Once the source of food poisoning is found, scientists conduct tests on the bacteria cultured from the patient and bacteria found in the food and/or at the facility where the food was produced. Pulsed field gel electrophoresis (PFGE), the gold standard test in epidemiology, can map the bacteria’s DNA. When the DNA in bacteria from a stool culture matches the DNA in bacteria taken from the food or food facility, officials have medical, biological, epidemiological, and legal proof that that particular food caused the illness.
Facts About Food Poisoning and Cross-Contamination
Victims do not have to ingest that specific food to be infected by dangerous pathogens in it. Cross-contamination is a common cause of foodborne illness. It is literally impossible to prevent cross-contamination simply because bacteria are so incredibly tiny; each is about 0.002 microns.
Pathogenic bacteria are colorless, tasteless, and odorless. The infectious dose, especially for children, is extremely small. For this reason, once these bacteria are introduced into the home environment they poses a very significant risk no matter how carefully you handle the food itself. If you wash a contaminated food and one drop splatters onto the countertop, and that drop contains bacteria, it can contaminate anything that later touches that countertop.
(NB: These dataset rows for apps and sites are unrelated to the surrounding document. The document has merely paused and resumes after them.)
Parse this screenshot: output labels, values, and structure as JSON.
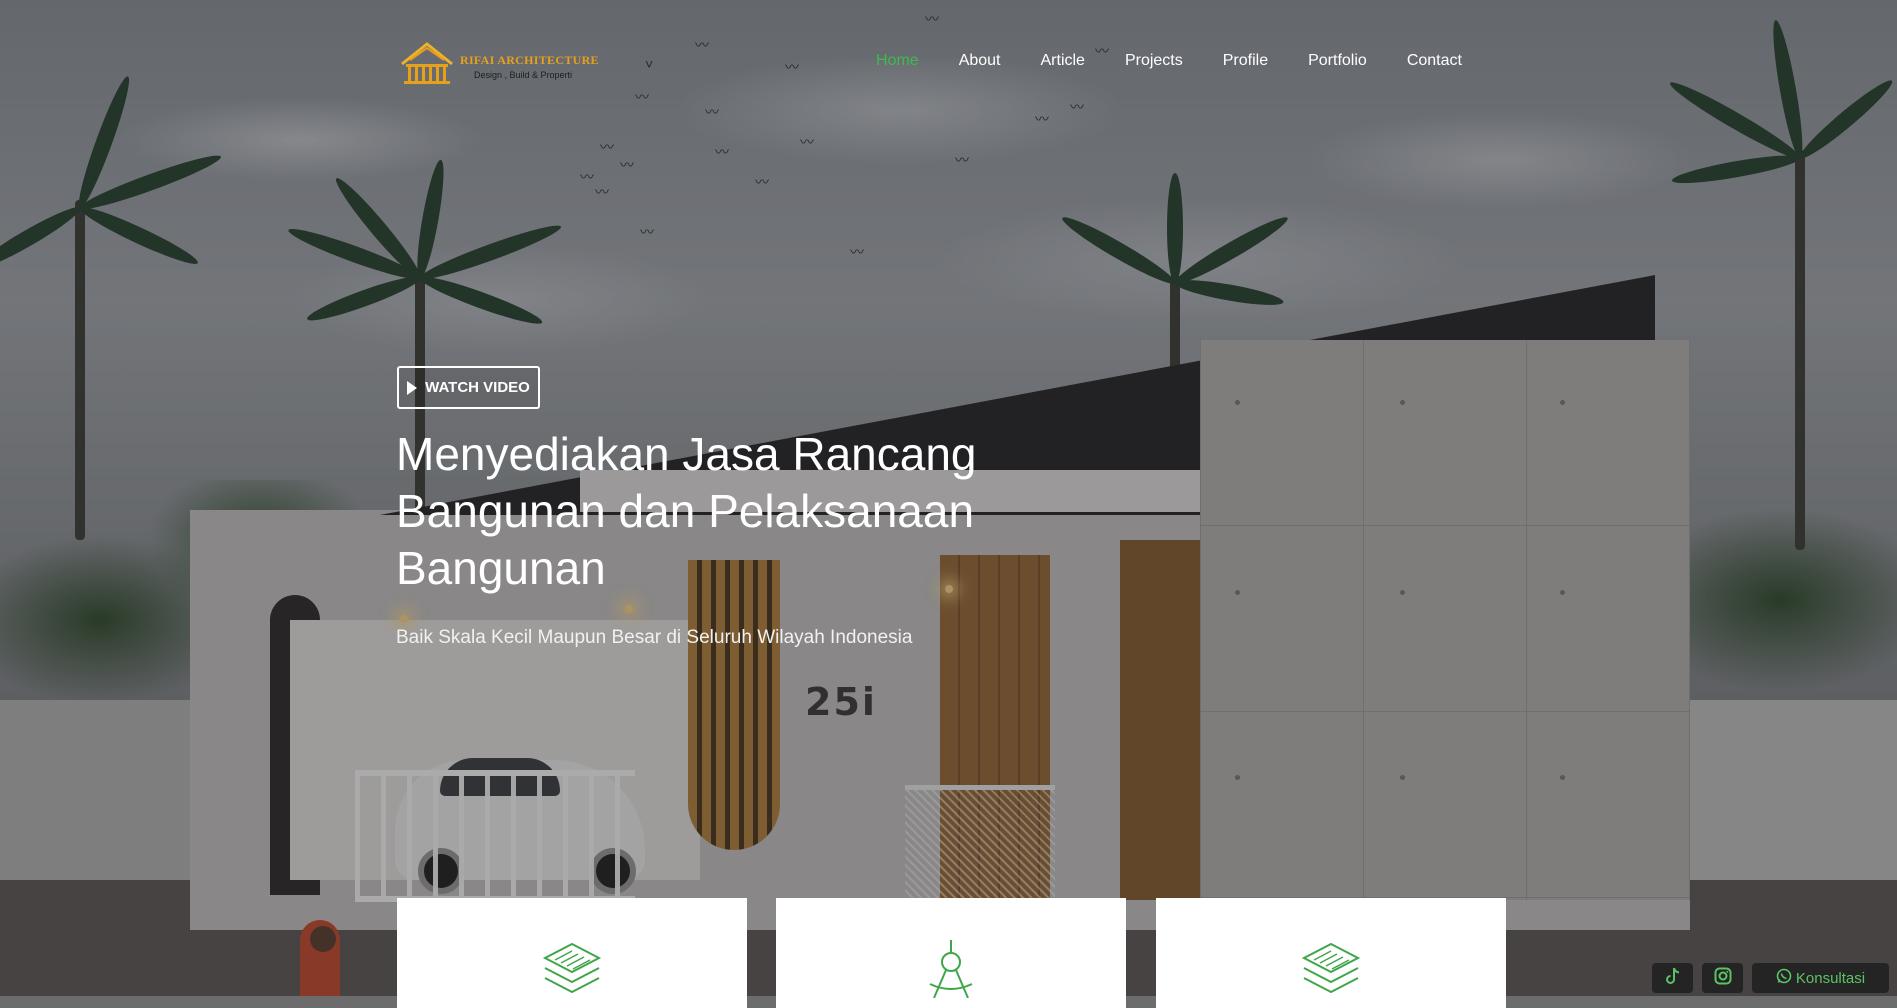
{
  "logo": {
    "brand": "RIFAI ARCHITECTURE",
    "tagline": "Design , Build & Properti"
  },
  "nav": {
    "items": [
      {
        "label": "Home",
        "active": true
      },
      {
        "label": "About",
        "active": false
      },
      {
        "label": "Article",
        "active": false
      },
      {
        "label": "Projects",
        "active": false
      },
      {
        "label": "Profile",
        "active": false
      },
      {
        "label": "Portfolio",
        "active": false
      },
      {
        "label": "Contact",
        "active": false
      }
    ]
  },
  "hero": {
    "watch_video_label": "WATCH VIDEO",
    "headline": "Menyediakan Jasa Rancang Bangunan dan Pelaksanaan Bangunan",
    "subheadline": "Baik Skala Kecil Maupun Besar di Seluruh Wilayah Indonesia",
    "house_number": "25i"
  },
  "cards": [
    {
      "icon": "layers-icon"
    },
    {
      "icon": "compass-drafting-icon"
    },
    {
      "icon": "layers-icon"
    }
  ],
  "social": {
    "tiktok_icon": "tiktok-icon",
    "instagram_icon": "instagram-icon",
    "whatsapp_icon": "whatsapp-icon",
    "whatsapp_label": "Konsultasi"
  },
  "colors": {
    "accent_green": "#3fb950",
    "logo_gold": "#e6a11c",
    "social_bar_bg": "#242424"
  }
}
No house, restaurant, or facility can ever be cleaned well enough to get rid of dangerous pathogens introduced by contaminated food. Cross-contamination can be as simple as a pet, who ate adulterated food and is now a perfectly healthy carrier of bacteria, walking across a carpet. If a child sits on that carpet and touches his mouth, or another person pets the animal and touches the child, he can become sick from that bacteria.
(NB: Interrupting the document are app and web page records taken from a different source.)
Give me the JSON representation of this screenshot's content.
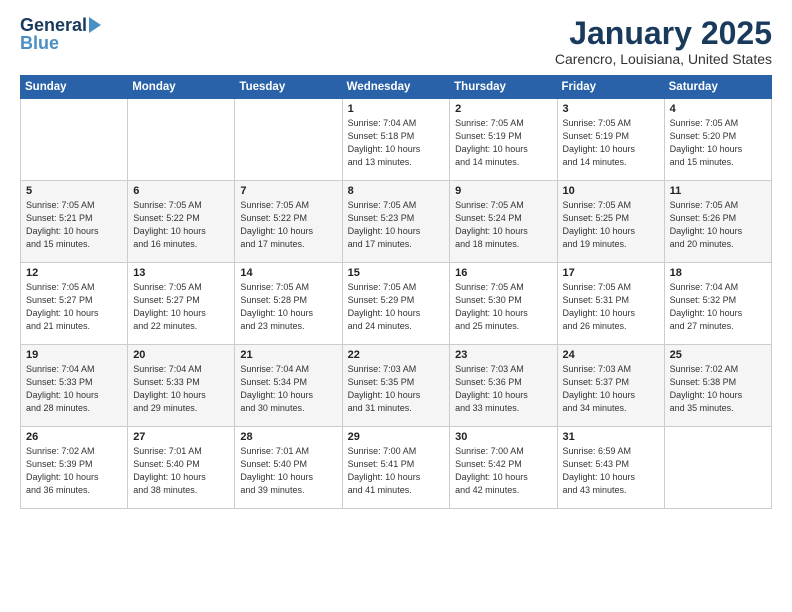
{
  "logo": {
    "line1": "General",
    "line2": "Blue"
  },
  "title": "January 2025",
  "subtitle": "Carencro, Louisiana, United States",
  "days_of_week": [
    "Sunday",
    "Monday",
    "Tuesday",
    "Wednesday",
    "Thursday",
    "Friday",
    "Saturday"
  ],
  "weeks": [
    [
      {
        "day": "",
        "info": ""
      },
      {
        "day": "",
        "info": ""
      },
      {
        "day": "",
        "info": ""
      },
      {
        "day": "1",
        "info": "Sunrise: 7:04 AM\nSunset: 5:18 PM\nDaylight: 10 hours\nand 13 minutes."
      },
      {
        "day": "2",
        "info": "Sunrise: 7:05 AM\nSunset: 5:19 PM\nDaylight: 10 hours\nand 14 minutes."
      },
      {
        "day": "3",
        "info": "Sunrise: 7:05 AM\nSunset: 5:19 PM\nDaylight: 10 hours\nand 14 minutes."
      },
      {
        "day": "4",
        "info": "Sunrise: 7:05 AM\nSunset: 5:20 PM\nDaylight: 10 hours\nand 15 minutes."
      }
    ],
    [
      {
        "day": "5",
        "info": "Sunrise: 7:05 AM\nSunset: 5:21 PM\nDaylight: 10 hours\nand 15 minutes."
      },
      {
        "day": "6",
        "info": "Sunrise: 7:05 AM\nSunset: 5:22 PM\nDaylight: 10 hours\nand 16 minutes."
      },
      {
        "day": "7",
        "info": "Sunrise: 7:05 AM\nSunset: 5:22 PM\nDaylight: 10 hours\nand 17 minutes."
      },
      {
        "day": "8",
        "info": "Sunrise: 7:05 AM\nSunset: 5:23 PM\nDaylight: 10 hours\nand 17 minutes."
      },
      {
        "day": "9",
        "info": "Sunrise: 7:05 AM\nSunset: 5:24 PM\nDaylight: 10 hours\nand 18 minutes."
      },
      {
        "day": "10",
        "info": "Sunrise: 7:05 AM\nSunset: 5:25 PM\nDaylight: 10 hours\nand 19 minutes."
      },
      {
        "day": "11",
        "info": "Sunrise: 7:05 AM\nSunset: 5:26 PM\nDaylight: 10 hours\nand 20 minutes."
      }
    ],
    [
      {
        "day": "12",
        "info": "Sunrise: 7:05 AM\nSunset: 5:27 PM\nDaylight: 10 hours\nand 21 minutes."
      },
      {
        "day": "13",
        "info": "Sunrise: 7:05 AM\nSunset: 5:27 PM\nDaylight: 10 hours\nand 22 minutes."
      },
      {
        "day": "14",
        "info": "Sunrise: 7:05 AM\nSunset: 5:28 PM\nDaylight: 10 hours\nand 23 minutes."
      },
      {
        "day": "15",
        "info": "Sunrise: 7:05 AM\nSunset: 5:29 PM\nDaylight: 10 hours\nand 24 minutes."
      },
      {
        "day": "16",
        "info": "Sunrise: 7:05 AM\nSunset: 5:30 PM\nDaylight: 10 hours\nand 25 minutes."
      },
      {
        "day": "17",
        "info": "Sunrise: 7:05 AM\nSunset: 5:31 PM\nDaylight: 10 hours\nand 26 minutes."
      },
      {
        "day": "18",
        "info": "Sunrise: 7:04 AM\nSunset: 5:32 PM\nDaylight: 10 hours\nand 27 minutes."
      }
    ],
    [
      {
        "day": "19",
        "info": "Sunrise: 7:04 AM\nSunset: 5:33 PM\nDaylight: 10 hours\nand 28 minutes."
      },
      {
        "day": "20",
        "info": "Sunrise: 7:04 AM\nSunset: 5:33 PM\nDaylight: 10 hours\nand 29 minutes."
      },
      {
        "day": "21",
        "info": "Sunrise: 7:04 AM\nSunset: 5:34 PM\nDaylight: 10 hours\nand 30 minutes."
      },
      {
        "day": "22",
        "info": "Sunrise: 7:03 AM\nSunset: 5:35 PM\nDaylight: 10 hours\nand 31 minutes."
      },
      {
        "day": "23",
        "info": "Sunrise: 7:03 AM\nSunset: 5:36 PM\nDaylight: 10 hours\nand 33 minutes."
      },
      {
        "day": "24",
        "info": "Sunrise: 7:03 AM\nSunset: 5:37 PM\nDaylight: 10 hours\nand 34 minutes."
      },
      {
        "day": "25",
        "info": "Sunrise: 7:02 AM\nSunset: 5:38 PM\nDaylight: 10 hours\nand 35 minutes."
      }
    ],
    [
      {
        "day": "26",
        "info": "Sunrise: 7:02 AM\nSunset: 5:39 PM\nDaylight: 10 hours\nand 36 minutes."
      },
      {
        "day": "27",
        "info": "Sunrise: 7:01 AM\nSunset: 5:40 PM\nDaylight: 10 hours\nand 38 minutes."
      },
      {
        "day": "28",
        "info": "Sunrise: 7:01 AM\nSunset: 5:40 PM\nDaylight: 10 hours\nand 39 minutes."
      },
      {
        "day": "29",
        "info": "Sunrise: 7:00 AM\nSunset: 5:41 PM\nDaylight: 10 hours\nand 41 minutes."
      },
      {
        "day": "30",
        "info": "Sunrise: 7:00 AM\nSunset: 5:42 PM\nDaylight: 10 hours\nand 42 minutes."
      },
      {
        "day": "31",
        "info": "Sunrise: 6:59 AM\nSunset: 5:43 PM\nDaylight: 10 hours\nand 43 minutes."
      },
      {
        "day": "",
        "info": ""
      }
    ]
  ]
}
Bacteria can also become aerosolized and float through the air. That is why negligent manufacturers are held responsible when dangerous bacteria are introduced into a product and make their way into homes.
Facts About Food Poisoning and the Law
Victims of foodborne illness and their families often sue the manufacturer who produced the adulterated food, and anyone in the chain of command who handled or sold the food. This is the only recourse these people have against huge multinational corporations.
Medical bills from foodborne illness can skyrocket into millions of dollars very quickly. No one who sues after a serious foodborne illness is in it for a paycheck. Complications from foodborne illness can bankrupt a family, cause lifelong health problems, and inflict severe emotional distress.
After a foodborne illness, a patient’s lifespan can be shortened, and he may have serious physical complications that restrict his life until he dies. Some patients will never fulfill their innate abilities and role in society. In a democracy, a lawsuit filed by injured individuals is a critical check on corporations to make sure they follow the law of the land.
And now you know the facts about food poisoning and the law.